Following on from the resolutions of the 13th CITES meeting in Bangkok  in Oct 2004, the EU Commission has a new regulation (Commission Regulation (EC) No 1332/2005 of 9 August 2005) amending Council Regulation (EC) No 338/97 on the protection of species of wild fauna and flora, by regulating trade therein (this follows on from the resolutions of the 13th CITES meeting in Bangkok  in Oct 2004).

For our purposes, and considering only the aromatic species affected, it is a reclassification whereby Aquilaria spp. (except for A. malaccensis, which was already listed in Appendix II), Gyrinops spp. and Gonystylus spp. (previously listed in Appendix III) were included in Appendix II* to the Convention. 

The regulation affects all parts and derivatives of the above species, except: (a) seeds, spores and pollen (including pollinia); (b) seedling or tissue cultures obtained in vitro, in solid or liquid media, transported in sterile containers, and (c) cut flowers of artificially propagated plants.

[*Appendix II includes species not considered to be under the same threat as those in Appendix I, but which may become so if trade is not regulated. International trade in these species is monitored through a licensing system to ensure that trade can be sustained without detriment to wild populations.

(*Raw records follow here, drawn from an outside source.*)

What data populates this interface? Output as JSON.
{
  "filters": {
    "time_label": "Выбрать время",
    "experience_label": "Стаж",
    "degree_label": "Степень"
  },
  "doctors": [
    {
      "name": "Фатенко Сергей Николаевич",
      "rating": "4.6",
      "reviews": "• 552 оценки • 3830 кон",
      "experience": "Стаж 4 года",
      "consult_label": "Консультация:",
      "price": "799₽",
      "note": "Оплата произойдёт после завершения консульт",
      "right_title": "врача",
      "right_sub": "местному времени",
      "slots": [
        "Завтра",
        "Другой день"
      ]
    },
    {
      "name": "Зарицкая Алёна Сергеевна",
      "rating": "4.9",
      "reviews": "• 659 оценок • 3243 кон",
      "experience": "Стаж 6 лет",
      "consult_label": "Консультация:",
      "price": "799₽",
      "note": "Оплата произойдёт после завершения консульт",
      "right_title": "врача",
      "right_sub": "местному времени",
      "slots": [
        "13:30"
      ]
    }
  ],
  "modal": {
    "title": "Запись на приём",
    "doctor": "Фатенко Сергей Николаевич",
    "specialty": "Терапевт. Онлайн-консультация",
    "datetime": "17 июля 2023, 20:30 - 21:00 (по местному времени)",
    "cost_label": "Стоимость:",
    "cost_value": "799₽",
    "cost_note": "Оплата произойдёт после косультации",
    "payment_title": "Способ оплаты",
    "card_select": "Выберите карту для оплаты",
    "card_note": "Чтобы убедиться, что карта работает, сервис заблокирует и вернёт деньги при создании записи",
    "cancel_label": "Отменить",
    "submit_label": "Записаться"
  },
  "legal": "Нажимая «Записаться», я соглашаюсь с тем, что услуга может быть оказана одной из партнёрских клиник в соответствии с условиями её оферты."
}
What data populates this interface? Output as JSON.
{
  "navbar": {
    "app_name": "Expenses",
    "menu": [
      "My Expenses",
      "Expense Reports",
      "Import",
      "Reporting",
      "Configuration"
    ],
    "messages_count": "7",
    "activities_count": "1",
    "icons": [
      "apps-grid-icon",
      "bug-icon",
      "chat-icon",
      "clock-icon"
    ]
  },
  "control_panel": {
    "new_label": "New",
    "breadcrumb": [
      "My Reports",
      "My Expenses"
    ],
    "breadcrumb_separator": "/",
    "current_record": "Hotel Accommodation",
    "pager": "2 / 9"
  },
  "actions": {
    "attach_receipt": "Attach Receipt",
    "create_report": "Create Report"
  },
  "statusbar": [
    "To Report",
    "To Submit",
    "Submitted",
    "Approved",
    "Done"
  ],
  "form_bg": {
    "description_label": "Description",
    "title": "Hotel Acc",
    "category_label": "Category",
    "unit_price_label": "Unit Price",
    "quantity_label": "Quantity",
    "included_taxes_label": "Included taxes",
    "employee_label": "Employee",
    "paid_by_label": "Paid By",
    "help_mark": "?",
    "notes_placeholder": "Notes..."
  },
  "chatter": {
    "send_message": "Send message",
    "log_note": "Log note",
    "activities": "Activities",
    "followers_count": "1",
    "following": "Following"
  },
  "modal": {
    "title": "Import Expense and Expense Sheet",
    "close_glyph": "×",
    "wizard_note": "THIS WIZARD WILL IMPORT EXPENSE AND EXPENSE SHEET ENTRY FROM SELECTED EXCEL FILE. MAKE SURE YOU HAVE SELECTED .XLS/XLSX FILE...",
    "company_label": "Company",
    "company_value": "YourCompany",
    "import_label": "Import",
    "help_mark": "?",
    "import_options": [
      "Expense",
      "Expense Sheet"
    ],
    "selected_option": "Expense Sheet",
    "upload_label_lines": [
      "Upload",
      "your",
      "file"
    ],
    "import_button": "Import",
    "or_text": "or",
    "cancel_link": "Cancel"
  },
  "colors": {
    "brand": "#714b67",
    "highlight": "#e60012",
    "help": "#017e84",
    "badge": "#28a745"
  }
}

Appendix III contains species that are not necessarily threatened on a global level, but that are protected within individual states where that state has sought the help of other CITES Parties to control international trade in that species].

This outcome may give a little more muscle in the fight to combat the "eco-mafia" who make a trade out of smuggling protected species. However as is stated elsewhere in this data-base, licenses are easily fabricated at point of export by the “eco-mafia” and despatched to the receiving customers of these illicit goods.